The last half of the episode is essentially a train robbery caper and quite an entertaining one to boot. I like the details of the show and how it lays out everything for us. Todd serves as a stand-in for the audience as he asks questions designed to sluice out the details of the heist. “It’s all about weight distribution, yo” Jesse tells him, providing the plan to avoid the train company’s scrutiny. After the explanation, Jesse explains that boosting methylamine is “a major rap” and thus no one can ever know what they have done. Heisenberg follows up asking Todd if really he understands. Todd comprehends all too well. The scene ends with ironically with Todd gushing, “Wow, you guys have thought of everything.” Not exactly.
The heist is filled with tense moments as the plans don’t go as designed. A Good Samaritan helps the dump truck from the tracks and which hastens the train along sooner than the c
rew wants. But Heisenberg’s greed requires him to take all 1,000 gallons. A mere 900 is not sufficient. His greed almost gets Jesse run over by the train. It was a superbly tense moment. Jesse and Todd scrambling to secure the tanker’s release values as it slowly begins to chug into motion. Jesse is caught underneath the train. Heisenberg has no regard for his partner’s safety.
As Jesse, Todd and Heisenberg start slapping each other on the back and giving high-fives, the train’s rumbling noise abates, and we still here something. A motor? The kid looking for spiders has viewed the whole affair. The kid waves innocently to the men; he has no idea what’s going on and is being kid-friendly. Todd waves back then takes his gun out and shoots him. No one can know about their crime. Todd took Jesse’s point to heart. What an emotional ending.

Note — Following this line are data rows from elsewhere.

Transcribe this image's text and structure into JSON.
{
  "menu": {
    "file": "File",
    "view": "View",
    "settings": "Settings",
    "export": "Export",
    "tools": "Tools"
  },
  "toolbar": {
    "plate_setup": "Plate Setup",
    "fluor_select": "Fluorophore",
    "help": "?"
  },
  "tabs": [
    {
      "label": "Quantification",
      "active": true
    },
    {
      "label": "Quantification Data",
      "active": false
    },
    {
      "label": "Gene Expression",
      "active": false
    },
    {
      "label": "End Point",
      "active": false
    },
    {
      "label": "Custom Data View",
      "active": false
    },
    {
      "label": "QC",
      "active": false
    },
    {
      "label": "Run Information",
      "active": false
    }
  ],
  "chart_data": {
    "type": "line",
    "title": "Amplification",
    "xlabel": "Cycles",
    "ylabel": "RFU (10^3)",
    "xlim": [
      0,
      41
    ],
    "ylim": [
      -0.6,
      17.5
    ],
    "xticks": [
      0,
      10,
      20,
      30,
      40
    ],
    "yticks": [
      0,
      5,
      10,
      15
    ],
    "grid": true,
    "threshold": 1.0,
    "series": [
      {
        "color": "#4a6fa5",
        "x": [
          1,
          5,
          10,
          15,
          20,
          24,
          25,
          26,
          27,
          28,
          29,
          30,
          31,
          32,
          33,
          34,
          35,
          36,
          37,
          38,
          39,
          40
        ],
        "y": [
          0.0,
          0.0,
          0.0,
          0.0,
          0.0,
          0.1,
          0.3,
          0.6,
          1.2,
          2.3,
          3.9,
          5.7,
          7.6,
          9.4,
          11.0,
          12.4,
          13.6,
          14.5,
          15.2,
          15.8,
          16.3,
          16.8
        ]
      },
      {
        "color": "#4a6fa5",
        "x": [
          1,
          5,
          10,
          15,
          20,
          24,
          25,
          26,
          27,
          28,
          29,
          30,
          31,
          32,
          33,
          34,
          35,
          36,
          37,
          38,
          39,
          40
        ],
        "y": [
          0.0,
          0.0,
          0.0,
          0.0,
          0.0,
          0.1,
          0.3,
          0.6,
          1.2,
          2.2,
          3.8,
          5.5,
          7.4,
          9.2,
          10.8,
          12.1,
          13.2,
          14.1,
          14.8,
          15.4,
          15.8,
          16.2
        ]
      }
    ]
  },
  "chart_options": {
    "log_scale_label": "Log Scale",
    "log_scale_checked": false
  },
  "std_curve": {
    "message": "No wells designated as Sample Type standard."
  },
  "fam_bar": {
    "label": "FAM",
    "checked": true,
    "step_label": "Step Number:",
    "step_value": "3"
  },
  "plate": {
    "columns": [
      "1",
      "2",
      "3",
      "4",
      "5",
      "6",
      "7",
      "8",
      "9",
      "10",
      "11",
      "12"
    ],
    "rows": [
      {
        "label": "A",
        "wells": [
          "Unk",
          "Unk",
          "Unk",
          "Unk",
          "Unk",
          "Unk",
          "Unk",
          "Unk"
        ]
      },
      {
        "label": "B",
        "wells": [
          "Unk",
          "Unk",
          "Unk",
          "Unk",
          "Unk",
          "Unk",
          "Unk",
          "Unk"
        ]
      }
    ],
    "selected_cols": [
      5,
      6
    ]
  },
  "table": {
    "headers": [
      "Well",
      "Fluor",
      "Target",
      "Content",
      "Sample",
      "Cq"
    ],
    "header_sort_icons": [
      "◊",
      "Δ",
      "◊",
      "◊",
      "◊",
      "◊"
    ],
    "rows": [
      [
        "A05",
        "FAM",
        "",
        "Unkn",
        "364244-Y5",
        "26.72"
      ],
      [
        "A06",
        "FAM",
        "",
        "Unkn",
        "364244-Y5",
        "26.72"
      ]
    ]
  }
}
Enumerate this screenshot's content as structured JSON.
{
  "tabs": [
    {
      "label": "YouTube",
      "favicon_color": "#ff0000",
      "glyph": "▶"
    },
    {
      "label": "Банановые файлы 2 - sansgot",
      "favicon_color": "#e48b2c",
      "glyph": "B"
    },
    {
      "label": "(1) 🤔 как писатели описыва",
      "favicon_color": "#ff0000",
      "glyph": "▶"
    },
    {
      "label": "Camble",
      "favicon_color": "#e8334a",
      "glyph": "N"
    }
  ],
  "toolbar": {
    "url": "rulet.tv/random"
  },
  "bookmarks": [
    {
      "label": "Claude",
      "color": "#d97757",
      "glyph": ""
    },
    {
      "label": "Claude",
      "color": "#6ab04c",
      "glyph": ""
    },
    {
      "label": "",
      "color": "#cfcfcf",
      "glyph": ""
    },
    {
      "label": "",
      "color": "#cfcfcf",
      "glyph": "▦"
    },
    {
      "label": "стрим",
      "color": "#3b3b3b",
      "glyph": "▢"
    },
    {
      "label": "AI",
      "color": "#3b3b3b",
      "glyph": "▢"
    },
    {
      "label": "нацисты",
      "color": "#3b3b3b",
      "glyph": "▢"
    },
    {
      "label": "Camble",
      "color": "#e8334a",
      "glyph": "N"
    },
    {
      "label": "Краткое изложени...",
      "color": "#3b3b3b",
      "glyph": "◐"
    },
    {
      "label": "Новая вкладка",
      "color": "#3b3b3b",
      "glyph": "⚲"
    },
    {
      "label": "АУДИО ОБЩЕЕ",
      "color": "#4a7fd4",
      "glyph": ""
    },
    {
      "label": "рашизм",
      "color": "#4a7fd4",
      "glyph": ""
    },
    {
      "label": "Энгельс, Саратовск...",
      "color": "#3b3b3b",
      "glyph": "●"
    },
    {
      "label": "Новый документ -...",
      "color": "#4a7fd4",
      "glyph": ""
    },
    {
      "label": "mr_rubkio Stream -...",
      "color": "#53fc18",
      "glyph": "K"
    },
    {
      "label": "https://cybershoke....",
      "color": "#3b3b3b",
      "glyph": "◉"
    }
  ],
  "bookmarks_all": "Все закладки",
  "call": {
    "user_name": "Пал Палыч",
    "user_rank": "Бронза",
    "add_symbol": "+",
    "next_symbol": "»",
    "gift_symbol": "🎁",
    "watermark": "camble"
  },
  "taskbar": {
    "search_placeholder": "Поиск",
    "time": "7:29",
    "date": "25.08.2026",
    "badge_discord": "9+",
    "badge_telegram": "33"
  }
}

Of course, Jesse has particularly been sensitive about children. In season two’s episode “Peekaboo” Jesse discovers a soiled five-year old in a meth head’s house as he looks to recover stolen money from Skinny Pete. He plays ‘peekaboo’ with the hungry kid waiting for the parents to return. After the parents are accidently killed, he takes the child and places him on the porch as to be found more quickly by the police. In the third season, it compelled him to challenge Gus and eventually to attempt to avenge
Andrea’s son’s death, even at the expense of his own life—until Heisenberg runs down the killers. Last year, Jesse was a hair breath away from killing Heisenberg because he thought Heisenberg poisoned a child-Brock. Of course, we know his instincts were spot on. Jesse still gives Andrea money mainly to help Brock. But once again Jesse’s actions lead, albeit inadvertently, to the death of a child. His idea allows the train heist to move forward preventing the death of two innocent men, and it is his speech to Todd about no one else finding out about the train robbery that no doubt encouraged Todd’s cold-blooded murder.
So “Dead Weight” ends with dead weight. How will Jesse deal with this tragedy?
Review By Ron Peltier